Moreover, while Baudet says Dutch culture is being “diluted” by mass immigration, he does not connect that to the country’s extremely low birthrate:
It’s not necessarily such a bad thing for our population to shrink a bit. This country is overcrowded. We have lots of traffic jams. We have cities with prices like London. It would not be such a bad thing to have classrooms with fewer children in them.
In keeping with his academic background, Baudet is taking an intellectual approach to enlarging his party. Like Wilders, he hopes to field candidates in the local elections next year, but his focus is on spreading his ideas. “We want to change the intellectual infrastructure that has been built by the left,” said Baudet. This entails holding lectures, translating books into Dutch, launching an online channel, and eventually even founding a new university.

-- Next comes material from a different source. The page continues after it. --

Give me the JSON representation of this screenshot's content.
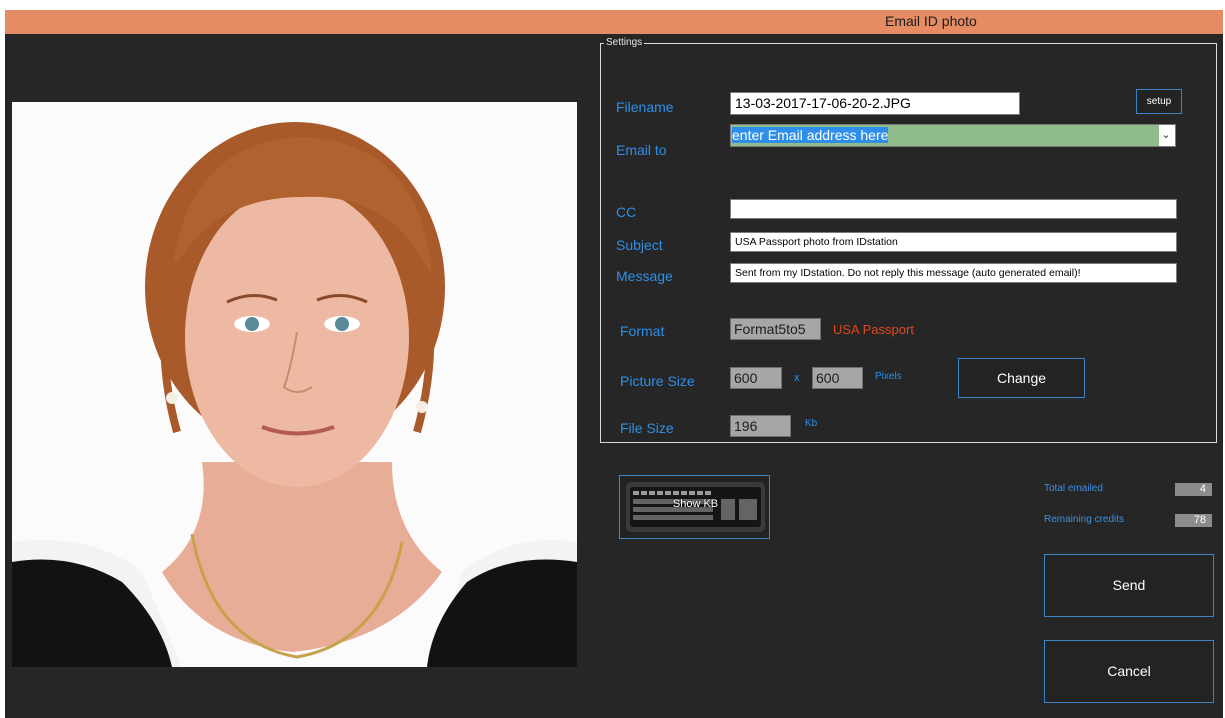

So far his plans have moved forward apace. Baudet is just 34 years old, and he is popular with younger voters, particularly college students. When FVD launched a youth division earlier this year, the party garnered over 1,000 members within six hours of opening registration.
Just a few weeks into his term, Baudet made international headlines when he faced off with the president of the European Central Bank, Mario Draghi, who visited the Dutch parliament. Baudet pointed out that Draghi had said that, if Italy left the euro, she would need to repay the bailouts she has received. The Netherlands has paid a surplus of €100 billion into the ECB. Baudet demanded to know whether that amount would be refunded if the Netherlands left the euro.
The FVD is subject to the usual risks associated with new parties—infighting being chief among them. Its second parliamentarian, Theo Hiddema, is an outspoken former prosecutor. Many political commentators wonder if he and Baudet can keep working together for four years. FVD allows members to join in the normal style of Dutch parties, so it will need to be vigilant to keep out extremists who could ruin the party’s chances of becoming mainstream.
Baudet is fond of saying that the PVV is a protest party, whereas FVD can be a governing party. However, a more plausible scenario is that the PVV might become the largest party in the future and would need coalition partners to form a government. FVD would be an obvious choice.
Both parties face many potential pitfalls, but they have good strategies for the years between now and the next election. Most importantly, Dutch voters like their ideas. If the PVV and FVD work hard and exercise discipline, they may well end up forming a government together.